The study subjects were 1,539 Japanese males (mean ± SD age 45.8 ± 10.4 years [range 20–68 years]) who were employees of the Amagasaki City Office, had undergone an annual health checkup in both 2006 and 2007, and were not taking any medications for diabetes, hypertension, and dyslipidemia. The study was approved by the human ethics committee of Osaka University, and a signed informed consent form was obtained from each participant. The registration number of the trial at the UMIN is 000002391 (the Amagasaki Visceral Fat Study). Height, weight, and waist circumference (WC) at the umbilical level were measured in standing position. Serum concentrations of adiponectin were measured by the latex particle-enhanced turbidimetric assay. UACR was calculated from a single spot urine specimen. ΔUACR correlated with ΔBMI (r = 0.077, P = 0.0036) and Δsystolic blood pressure (SBP, r = 0.063, P = 0.0127), but not ΔHbA1c (P = 0.0705), Δtriglyceride (P = 0.0524), ΔHDL cholesterol (P = 0.9906), ΔLDL cholesterol (P = 0.5761), Δestimated glomerular filtration rate (eGFR, Modification of Diet in Renal Disease [MDRD], P = 0.1724), ΔeVFA (P = 0.3026), and Δadiponectin (P = 0.9860). Stepwise multiple regression analysis identified ΔBMI (F = 6.341) and ΔSBP (F = 4.053) as significant determinants of ΔUACR.

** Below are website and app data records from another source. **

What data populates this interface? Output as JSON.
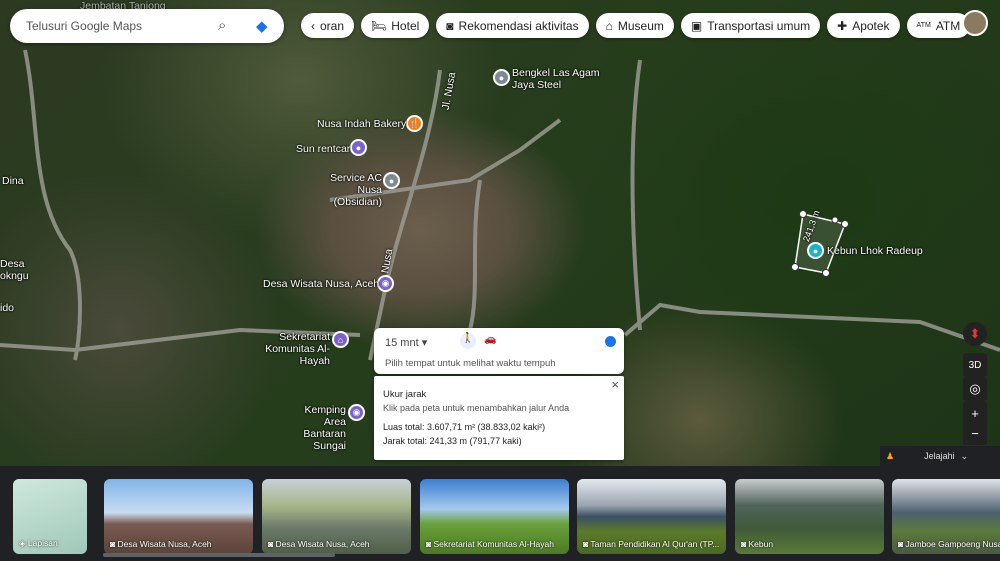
{
  "search": {
    "placeholder": "Telusuri Google Maps",
    "search_icon": "search-icon",
    "directions_icon": "directions-icon"
  },
  "chips": [
    {
      "label": "oran",
      "icon": "chevron-left"
    },
    {
      "label": "Hotel",
      "icon": "bed"
    },
    {
      "label": "Rekomendasi aktivitas",
      "icon": "camera"
    },
    {
      "label": "Museum",
      "icon": "museum"
    },
    {
      "label": "Transportasi umum",
      "icon": "bus"
    },
    {
      "label": "Apotek",
      "icon": "pharmacy"
    },
    {
      "label": "ATM",
      "icon": "atm"
    }
  ],
  "map_labels": {
    "bengkel": "Bengkel Las Agam Jaya Steel",
    "bakery": "Nusa Indah Bakery",
    "rentcar": "Sun rentcar",
    "service": "Service AC Nusa (Obsidian)",
    "desa": "Desa Wisata Nusa, Aceh",
    "sekretariat": "Sekretariat Komunitas Al-Hayah",
    "kemping": "Kemping Area Bantaran Sungai",
    "kebun": "Kebun Lhok Radeup",
    "jl_nusa": "Jl. Nusa",
    "nusa": "Nusa",
    "measure": "241,3 m",
    "left1": "Dina",
    "left2": "Desa",
    "left3": "okngu",
    "left4": "ido",
    "top_faded": "Jembatan Tanjong"
  },
  "travel": {
    "time": "15 mnt",
    "hint": "Pilih tempat untuk melihat waktu tempuh"
  },
  "measure": {
    "title": "Ukur jarak",
    "hint": "Klik pada peta untuk menambahkan jalur Anda",
    "area": "Luas total: 3.607,71 m² (38.833,02 kaki²)",
    "distance": "Jarak total: 241,33 m (791,77 kaki)"
  },
  "controls": {
    "tilt": "3D",
    "zoom_in": "+",
    "zoom_out": "−",
    "explore": "Jelajahi"
  },
  "layers_label": "Lapisan",
  "cards": [
    "Desa Wisata Nusa, Aceh",
    "Desa Wisata Nusa, Aceh",
    "Sekretariat Komunitas Al-Hayah",
    "Taman Pendidikan Al Qur'an (TP...",
    "Kebun",
    "Jamboe Gampoeng Nusa"
  ],
  "colors": {
    "accent": "#1a73e8",
    "poi_purple": "#7b61c9",
    "poi_orange": "#f07c1c",
    "poi_gray": "#7c8a94",
    "poi_teal": "#12b5cb"
  }
}
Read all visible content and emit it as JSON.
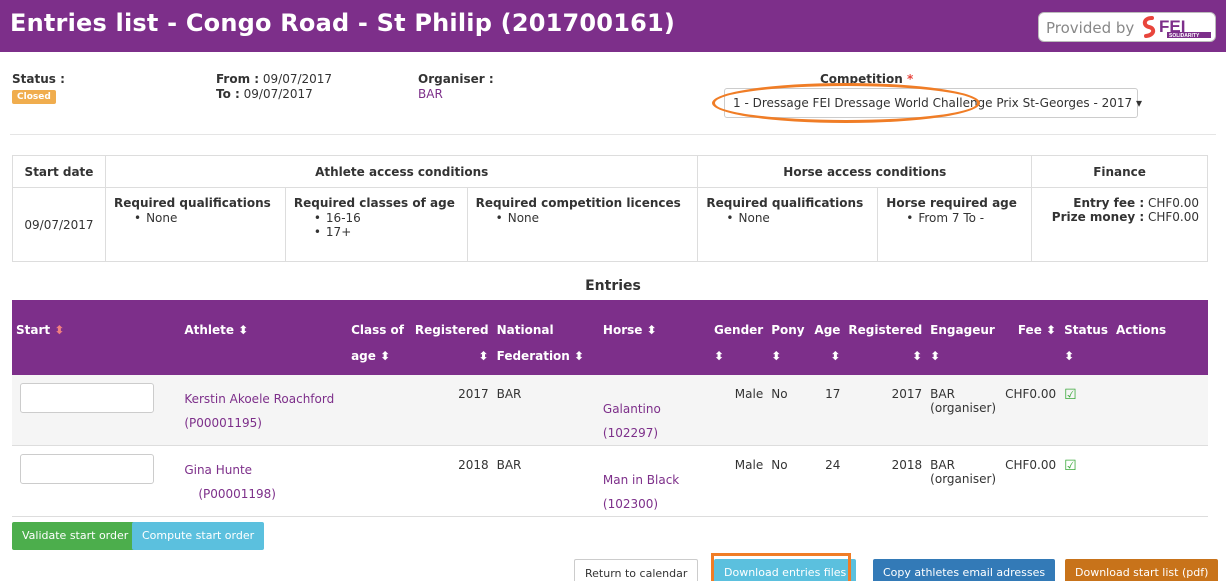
{
  "header": {
    "title": "Entries list - Congo Road - St Philip (201700161)",
    "provided_by": "Provided by",
    "logo_text": "FEI",
    "logo_subtext": "SOLIDARITY"
  },
  "info": {
    "status_label": "Status :",
    "status_value": "Closed",
    "from_label": "From :",
    "from_value": "09/07/2017",
    "to_label": "To :",
    "to_value": "09/07/2017",
    "organiser_label": "Organiser :",
    "organiser_value": "BAR",
    "competition_label": "Competition",
    "required_mark": "*",
    "competition_value": "1 - Dressage FEI Dressage World Challenge Prix St-Georges - 2017",
    "dropdown_caret": "▾"
  },
  "conditions": {
    "headers": {
      "start_date": "Start date",
      "athlete": "Athlete access conditions",
      "horse": "Horse access conditions",
      "finance": "Finance"
    },
    "start_date": "09/07/2017",
    "athlete_qual_label": "Required qualifications",
    "athlete_qual_items": [
      "None"
    ],
    "classes_label": "Required classes of age",
    "classes_items": [
      "16-16",
      "17+"
    ],
    "licences_label": "Required competition licences",
    "licences_items": [
      "None"
    ],
    "horse_qual_label": "Required qualifications",
    "horse_qual_items": [
      "None"
    ],
    "horse_age_label": "Horse required age",
    "horse_age_items": [
      "From 7 To -"
    ],
    "entry_fee_label": "Entry fee :",
    "entry_fee_value": "CHF0.00",
    "prize_label": "Prize money :",
    "prize_value": "CHF0.00"
  },
  "entries": {
    "title": "Entries",
    "sort_icon": "⬍",
    "columns": {
      "start": "Start",
      "athlete": "Athlete",
      "class_of": "Class of",
      "age": "age",
      "registered": "Registered",
      "national": "National",
      "federation": "Federation",
      "horse": "Horse",
      "gender": "Gender",
      "pony": "Pony",
      "age_col": "Age",
      "registered2": "Registered",
      "engageur": "Engageur",
      "fee": "Fee",
      "status": "Status",
      "actions": "Actions"
    },
    "rows": [
      {
        "athlete": "Kerstin Akoele Roachford",
        "athlete_id": "(P00001195)",
        "registered": "2017",
        "nf": "BAR",
        "horse": "Galantino",
        "horse_id": "(102297)",
        "gender": "Male",
        "pony": "No",
        "age": "17",
        "registered2": "2017",
        "engageur": "BAR",
        "engageur_sub": "(organiser)",
        "fee": "CHF0.00"
      },
      {
        "athlete": "Gina Hunte",
        "athlete_id": "(P00001198)",
        "registered": "2018",
        "nf": "BAR",
        "horse": "Man in Black",
        "horse_id": "(102300)",
        "gender": "Male",
        "pony": "No",
        "age": "24",
        "registered2": "2018",
        "engageur": "BAR",
        "engageur_sub": "(organiser)",
        "fee": "CHF0.00"
      }
    ]
  },
  "buttons": {
    "validate": "Validate start order",
    "compute": "Compute start order",
    "return": "Return to calendar",
    "download_entries": "Download entries files",
    "copy_emails": "Copy athletes email adresses",
    "download_start": "Download start list (pdf)"
  },
  "colors": {
    "brand": "#7d2f8a",
    "highlight": "#f07d26",
    "status_badge": "#f0ad4e"
  },
  "icons": {
    "sort": "sort-icon",
    "check": "check-square-icon",
    "caret": "caret-down-icon"
  }
}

The present study demonstrated that, unlike ΔBMI and ΔSBP, 1-year reduction of eVFA only was not sufficient to improve UACR. This meant a significant reduction in blood pressure, which is downstream of visceral fat accumulation, should be required. We could not find a significant relationship between 1-year changes in UACR and HbA1c, probably because the number of subjects with abnormal HbA1c values (≥5.8%) was small (n = 130 of 1,539, 8.4%). Although previous studies reported a relationship between serum levels of adiponectin and albuminuria in obese subjects (5) and general men (1), we could not observe a relationship between 1-year changes in UACR and adiponectin in general men. Monitoring over a longer period of time might be needed. To our knowledge, this is the first report demonstrating the relationship between 1-year changes in UACR and visceral fat accumulation and adiponectin.
This research was supported in part by a Grant-in-Aid for Scientific Research no. (C) 21591177 (to K.K.), a research grant (KH21AI005a) from the Ministry of Health, Labor and Welfare (to T.F.), a grant from Takeda Medical Research Foundation (to T.F.), a grant from the Japan Heart Foundation with Astellas Pharma and Pfizer Grant for Research on Atherosclerosis Update (to K.K.), and a grant from Manpei Suzuki Diabetes Foundation (to T.N.).
No other potential conflicts of interest relevant to this article were reported.
H.N. and K.K. researched data, analyzed data, and wrote the manuscript. K.K. reviewed/edited the manuscript. M.N. and T.O. researched data. Y.O., H.N., T.N. and Y.M. contributed to discussion. T.F. and I.S. contributed to discussion and wrote the manuscript.
We thank all members of the Amagasaki Study Group, Department of Metabolic Medicine, Osaka University, including the medical staff, for the helpful discussion and comments.